Items from an interface collection:
####################

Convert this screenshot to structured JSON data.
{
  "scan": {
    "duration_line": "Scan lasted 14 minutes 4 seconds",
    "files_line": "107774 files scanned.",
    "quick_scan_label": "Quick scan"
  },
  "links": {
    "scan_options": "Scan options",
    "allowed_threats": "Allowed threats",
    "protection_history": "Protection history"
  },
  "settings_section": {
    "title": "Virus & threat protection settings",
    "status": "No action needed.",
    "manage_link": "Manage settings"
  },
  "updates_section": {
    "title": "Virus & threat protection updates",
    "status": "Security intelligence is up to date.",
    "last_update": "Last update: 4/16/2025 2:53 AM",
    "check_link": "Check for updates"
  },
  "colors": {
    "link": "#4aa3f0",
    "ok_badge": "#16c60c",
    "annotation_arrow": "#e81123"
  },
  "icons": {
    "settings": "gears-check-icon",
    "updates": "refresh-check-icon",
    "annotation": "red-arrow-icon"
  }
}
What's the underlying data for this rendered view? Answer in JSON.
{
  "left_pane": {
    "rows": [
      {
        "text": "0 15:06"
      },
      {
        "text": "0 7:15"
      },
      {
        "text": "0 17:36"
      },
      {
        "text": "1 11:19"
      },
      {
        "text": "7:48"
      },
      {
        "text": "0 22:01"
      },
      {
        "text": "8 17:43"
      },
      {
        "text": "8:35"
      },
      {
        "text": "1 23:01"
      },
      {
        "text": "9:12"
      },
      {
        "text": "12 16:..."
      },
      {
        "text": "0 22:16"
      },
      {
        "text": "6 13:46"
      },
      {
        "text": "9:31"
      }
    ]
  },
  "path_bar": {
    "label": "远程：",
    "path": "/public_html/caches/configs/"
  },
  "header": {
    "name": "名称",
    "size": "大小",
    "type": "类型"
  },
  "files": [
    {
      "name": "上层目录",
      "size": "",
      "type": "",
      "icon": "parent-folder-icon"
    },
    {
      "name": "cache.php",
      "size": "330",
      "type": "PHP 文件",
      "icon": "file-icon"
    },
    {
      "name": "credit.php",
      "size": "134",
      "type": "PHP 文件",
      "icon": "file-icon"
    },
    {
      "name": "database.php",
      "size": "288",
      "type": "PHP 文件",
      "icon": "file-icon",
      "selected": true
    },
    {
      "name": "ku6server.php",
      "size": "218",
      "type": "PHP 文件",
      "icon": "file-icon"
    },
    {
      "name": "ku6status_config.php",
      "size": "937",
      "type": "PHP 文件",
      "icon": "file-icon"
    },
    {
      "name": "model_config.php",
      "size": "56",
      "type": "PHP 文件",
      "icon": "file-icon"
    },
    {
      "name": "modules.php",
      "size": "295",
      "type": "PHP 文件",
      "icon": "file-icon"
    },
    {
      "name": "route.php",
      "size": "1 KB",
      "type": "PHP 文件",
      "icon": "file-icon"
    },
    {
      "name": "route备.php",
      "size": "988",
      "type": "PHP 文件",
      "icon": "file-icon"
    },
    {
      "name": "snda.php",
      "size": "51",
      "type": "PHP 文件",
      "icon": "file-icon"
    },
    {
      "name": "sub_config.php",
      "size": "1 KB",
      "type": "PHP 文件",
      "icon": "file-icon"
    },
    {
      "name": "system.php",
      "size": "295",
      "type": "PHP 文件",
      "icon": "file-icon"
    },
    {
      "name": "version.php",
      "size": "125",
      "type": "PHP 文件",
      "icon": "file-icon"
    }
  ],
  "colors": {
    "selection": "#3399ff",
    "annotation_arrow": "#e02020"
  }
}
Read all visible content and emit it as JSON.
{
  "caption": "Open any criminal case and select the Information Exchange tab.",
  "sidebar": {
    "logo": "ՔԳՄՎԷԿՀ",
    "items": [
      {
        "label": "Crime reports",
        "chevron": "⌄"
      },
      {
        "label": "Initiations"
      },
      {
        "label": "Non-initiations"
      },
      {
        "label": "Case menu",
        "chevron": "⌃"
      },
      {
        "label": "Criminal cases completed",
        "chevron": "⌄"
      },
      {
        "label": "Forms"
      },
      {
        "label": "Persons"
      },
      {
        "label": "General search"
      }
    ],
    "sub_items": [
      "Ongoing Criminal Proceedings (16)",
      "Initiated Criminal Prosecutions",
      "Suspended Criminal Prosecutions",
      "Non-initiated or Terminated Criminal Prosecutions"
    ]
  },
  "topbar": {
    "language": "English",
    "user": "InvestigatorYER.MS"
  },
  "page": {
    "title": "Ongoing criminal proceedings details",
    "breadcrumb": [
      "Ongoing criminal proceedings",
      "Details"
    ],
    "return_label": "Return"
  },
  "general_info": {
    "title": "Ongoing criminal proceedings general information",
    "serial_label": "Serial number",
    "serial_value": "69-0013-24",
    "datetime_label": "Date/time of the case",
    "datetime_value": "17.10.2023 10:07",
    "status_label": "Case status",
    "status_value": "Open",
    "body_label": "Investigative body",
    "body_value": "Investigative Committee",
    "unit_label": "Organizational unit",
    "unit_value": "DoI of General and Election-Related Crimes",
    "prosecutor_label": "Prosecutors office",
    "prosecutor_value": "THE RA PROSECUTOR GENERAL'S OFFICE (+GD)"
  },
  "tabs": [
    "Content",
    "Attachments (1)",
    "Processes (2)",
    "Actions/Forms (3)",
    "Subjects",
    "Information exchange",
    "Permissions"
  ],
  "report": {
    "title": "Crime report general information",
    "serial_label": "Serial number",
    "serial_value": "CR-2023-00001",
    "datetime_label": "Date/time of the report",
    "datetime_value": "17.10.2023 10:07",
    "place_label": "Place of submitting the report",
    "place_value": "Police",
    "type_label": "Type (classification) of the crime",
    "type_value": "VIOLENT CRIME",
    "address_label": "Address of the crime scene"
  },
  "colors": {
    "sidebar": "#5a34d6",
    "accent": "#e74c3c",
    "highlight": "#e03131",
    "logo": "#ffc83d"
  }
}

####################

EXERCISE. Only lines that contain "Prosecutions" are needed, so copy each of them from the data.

RESULT FOR THIS EXERCISE.
      "Initiated Criminal Prosecutions",
      "Suspended Criminal Prosecutions",
      "Non-initiated or Terminated Criminal Prosecutions"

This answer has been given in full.